→ **WHAT YOU NEED TO DO**: Return, from the data that follows, each line that holds the word "help".

----------

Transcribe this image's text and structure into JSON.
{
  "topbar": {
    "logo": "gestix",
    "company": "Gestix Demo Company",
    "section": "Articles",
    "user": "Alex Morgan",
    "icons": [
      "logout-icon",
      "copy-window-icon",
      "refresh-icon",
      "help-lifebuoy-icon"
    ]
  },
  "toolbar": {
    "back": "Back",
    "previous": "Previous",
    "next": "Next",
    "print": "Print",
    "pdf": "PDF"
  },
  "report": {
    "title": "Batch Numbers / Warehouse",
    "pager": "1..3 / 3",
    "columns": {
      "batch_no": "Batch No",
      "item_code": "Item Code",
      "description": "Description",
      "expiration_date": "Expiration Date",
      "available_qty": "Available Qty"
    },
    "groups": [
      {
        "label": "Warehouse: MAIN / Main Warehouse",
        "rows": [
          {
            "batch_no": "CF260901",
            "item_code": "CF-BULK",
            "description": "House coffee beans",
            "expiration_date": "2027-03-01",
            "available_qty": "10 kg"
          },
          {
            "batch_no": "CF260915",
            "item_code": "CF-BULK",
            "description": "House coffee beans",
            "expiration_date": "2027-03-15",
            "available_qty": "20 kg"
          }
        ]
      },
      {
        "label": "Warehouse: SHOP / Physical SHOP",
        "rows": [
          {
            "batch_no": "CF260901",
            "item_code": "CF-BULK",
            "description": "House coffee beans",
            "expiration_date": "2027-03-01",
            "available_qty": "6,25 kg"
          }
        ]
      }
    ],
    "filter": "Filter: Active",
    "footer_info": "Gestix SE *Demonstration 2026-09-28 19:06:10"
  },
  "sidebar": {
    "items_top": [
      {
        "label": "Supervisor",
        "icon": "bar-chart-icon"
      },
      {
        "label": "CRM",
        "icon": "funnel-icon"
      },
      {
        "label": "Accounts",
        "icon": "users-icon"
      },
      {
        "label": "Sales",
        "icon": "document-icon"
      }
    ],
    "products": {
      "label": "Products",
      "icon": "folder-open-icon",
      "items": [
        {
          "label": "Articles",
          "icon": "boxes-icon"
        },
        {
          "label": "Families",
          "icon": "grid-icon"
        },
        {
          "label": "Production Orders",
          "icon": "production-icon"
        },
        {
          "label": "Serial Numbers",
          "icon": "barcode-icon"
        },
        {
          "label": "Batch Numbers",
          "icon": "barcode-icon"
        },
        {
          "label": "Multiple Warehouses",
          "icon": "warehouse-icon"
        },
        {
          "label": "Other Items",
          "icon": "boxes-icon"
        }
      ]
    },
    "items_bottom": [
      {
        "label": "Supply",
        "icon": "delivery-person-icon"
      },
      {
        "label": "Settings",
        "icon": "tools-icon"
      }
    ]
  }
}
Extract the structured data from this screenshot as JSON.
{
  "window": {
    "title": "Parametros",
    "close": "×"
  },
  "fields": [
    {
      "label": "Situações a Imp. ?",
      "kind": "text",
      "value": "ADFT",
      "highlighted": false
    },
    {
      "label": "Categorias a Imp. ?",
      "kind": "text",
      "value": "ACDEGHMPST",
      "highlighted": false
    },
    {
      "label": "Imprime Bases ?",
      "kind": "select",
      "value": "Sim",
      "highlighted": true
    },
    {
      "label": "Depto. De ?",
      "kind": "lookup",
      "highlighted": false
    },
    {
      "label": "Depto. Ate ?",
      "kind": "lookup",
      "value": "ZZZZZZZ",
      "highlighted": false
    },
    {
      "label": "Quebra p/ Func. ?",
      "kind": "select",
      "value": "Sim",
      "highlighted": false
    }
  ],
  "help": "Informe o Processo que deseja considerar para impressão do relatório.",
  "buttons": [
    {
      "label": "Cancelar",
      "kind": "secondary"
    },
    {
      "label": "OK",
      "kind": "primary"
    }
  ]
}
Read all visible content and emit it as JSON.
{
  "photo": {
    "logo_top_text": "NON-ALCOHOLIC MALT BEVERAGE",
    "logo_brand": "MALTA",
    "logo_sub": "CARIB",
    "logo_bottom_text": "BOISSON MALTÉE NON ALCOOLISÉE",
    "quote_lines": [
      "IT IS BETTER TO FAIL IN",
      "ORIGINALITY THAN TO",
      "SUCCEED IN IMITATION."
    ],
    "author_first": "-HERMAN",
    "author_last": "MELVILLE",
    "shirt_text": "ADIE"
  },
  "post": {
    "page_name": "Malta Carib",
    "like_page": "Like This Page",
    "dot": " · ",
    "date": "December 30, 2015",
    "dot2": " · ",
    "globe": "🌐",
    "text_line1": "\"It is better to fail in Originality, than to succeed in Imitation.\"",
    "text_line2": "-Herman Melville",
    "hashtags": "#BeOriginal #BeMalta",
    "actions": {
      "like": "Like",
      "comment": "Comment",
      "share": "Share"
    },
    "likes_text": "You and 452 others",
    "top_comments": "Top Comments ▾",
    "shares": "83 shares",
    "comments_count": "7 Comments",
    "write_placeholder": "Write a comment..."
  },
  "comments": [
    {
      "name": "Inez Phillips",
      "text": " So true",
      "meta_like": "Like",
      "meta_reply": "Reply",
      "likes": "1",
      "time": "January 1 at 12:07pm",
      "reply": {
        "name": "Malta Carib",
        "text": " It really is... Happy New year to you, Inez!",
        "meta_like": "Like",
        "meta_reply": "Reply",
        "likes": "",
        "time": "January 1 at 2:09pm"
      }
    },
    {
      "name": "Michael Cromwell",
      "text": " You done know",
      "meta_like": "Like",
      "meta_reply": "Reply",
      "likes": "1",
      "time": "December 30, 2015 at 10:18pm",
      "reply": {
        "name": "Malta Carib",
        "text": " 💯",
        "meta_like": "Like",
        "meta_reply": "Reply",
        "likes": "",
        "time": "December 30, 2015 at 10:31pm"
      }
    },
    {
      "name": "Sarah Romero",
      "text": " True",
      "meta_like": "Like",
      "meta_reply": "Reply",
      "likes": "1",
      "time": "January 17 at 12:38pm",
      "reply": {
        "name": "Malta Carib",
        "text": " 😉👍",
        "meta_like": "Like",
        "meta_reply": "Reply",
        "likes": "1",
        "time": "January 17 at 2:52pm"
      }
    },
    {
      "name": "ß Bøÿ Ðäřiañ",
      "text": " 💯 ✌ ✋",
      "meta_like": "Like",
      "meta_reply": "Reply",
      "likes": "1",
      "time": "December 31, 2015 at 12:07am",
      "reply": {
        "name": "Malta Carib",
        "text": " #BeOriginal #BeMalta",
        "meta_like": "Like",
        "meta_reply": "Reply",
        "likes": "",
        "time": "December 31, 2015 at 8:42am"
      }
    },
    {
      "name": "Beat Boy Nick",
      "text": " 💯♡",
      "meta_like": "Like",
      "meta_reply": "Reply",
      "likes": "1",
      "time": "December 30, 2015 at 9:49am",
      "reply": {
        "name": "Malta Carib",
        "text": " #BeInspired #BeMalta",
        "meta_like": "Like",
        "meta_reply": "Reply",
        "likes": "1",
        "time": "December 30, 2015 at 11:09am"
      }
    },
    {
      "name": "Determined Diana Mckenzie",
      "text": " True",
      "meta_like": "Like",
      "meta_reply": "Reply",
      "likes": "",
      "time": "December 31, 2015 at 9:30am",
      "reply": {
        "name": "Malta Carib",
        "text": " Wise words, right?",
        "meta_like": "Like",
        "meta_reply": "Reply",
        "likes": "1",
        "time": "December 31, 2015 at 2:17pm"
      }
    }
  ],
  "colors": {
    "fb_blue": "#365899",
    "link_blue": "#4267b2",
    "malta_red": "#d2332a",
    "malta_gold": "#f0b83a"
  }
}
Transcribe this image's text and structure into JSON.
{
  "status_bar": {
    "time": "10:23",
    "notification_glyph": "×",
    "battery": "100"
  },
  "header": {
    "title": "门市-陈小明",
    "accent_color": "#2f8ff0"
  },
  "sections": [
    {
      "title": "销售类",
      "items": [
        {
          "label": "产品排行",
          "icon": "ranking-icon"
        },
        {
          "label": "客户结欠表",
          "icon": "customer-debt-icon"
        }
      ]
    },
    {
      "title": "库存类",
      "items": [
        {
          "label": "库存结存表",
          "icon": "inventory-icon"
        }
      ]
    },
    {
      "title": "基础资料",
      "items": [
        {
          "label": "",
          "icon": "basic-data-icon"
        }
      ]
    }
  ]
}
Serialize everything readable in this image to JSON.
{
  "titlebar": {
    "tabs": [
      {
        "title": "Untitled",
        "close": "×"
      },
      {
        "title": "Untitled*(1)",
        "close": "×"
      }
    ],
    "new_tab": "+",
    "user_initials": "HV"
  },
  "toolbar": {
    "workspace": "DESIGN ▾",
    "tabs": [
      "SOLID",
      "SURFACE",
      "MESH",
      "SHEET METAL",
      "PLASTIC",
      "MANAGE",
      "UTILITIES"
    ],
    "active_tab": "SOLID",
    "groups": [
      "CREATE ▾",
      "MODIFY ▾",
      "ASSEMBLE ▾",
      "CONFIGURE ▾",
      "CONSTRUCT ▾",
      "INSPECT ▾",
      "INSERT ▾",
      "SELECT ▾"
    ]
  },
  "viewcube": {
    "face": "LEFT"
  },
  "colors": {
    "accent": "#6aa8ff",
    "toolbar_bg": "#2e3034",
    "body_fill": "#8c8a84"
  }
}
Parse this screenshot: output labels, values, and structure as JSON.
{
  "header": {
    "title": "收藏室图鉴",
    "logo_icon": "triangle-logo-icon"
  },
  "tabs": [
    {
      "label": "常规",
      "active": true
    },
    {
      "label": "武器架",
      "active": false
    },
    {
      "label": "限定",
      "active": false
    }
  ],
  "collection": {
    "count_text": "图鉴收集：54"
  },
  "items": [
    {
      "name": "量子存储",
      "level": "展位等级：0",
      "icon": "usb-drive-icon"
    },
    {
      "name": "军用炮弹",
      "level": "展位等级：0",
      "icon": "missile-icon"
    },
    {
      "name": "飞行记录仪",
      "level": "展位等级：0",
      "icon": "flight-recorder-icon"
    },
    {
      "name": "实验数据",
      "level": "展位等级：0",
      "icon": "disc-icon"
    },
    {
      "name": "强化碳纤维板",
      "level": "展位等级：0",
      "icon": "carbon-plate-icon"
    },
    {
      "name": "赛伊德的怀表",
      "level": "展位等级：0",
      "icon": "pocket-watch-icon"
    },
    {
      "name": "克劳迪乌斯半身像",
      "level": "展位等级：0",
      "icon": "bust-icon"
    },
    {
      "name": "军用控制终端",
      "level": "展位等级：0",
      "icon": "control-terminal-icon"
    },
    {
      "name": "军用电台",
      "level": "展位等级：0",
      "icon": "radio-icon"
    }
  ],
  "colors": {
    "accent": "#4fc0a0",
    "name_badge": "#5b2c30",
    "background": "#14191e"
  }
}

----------

→ **THE ANSWER**:
      "help-lifebuoy-icon"
  "help": "Informe o Processo que deseja considerar para impressão do relatório.",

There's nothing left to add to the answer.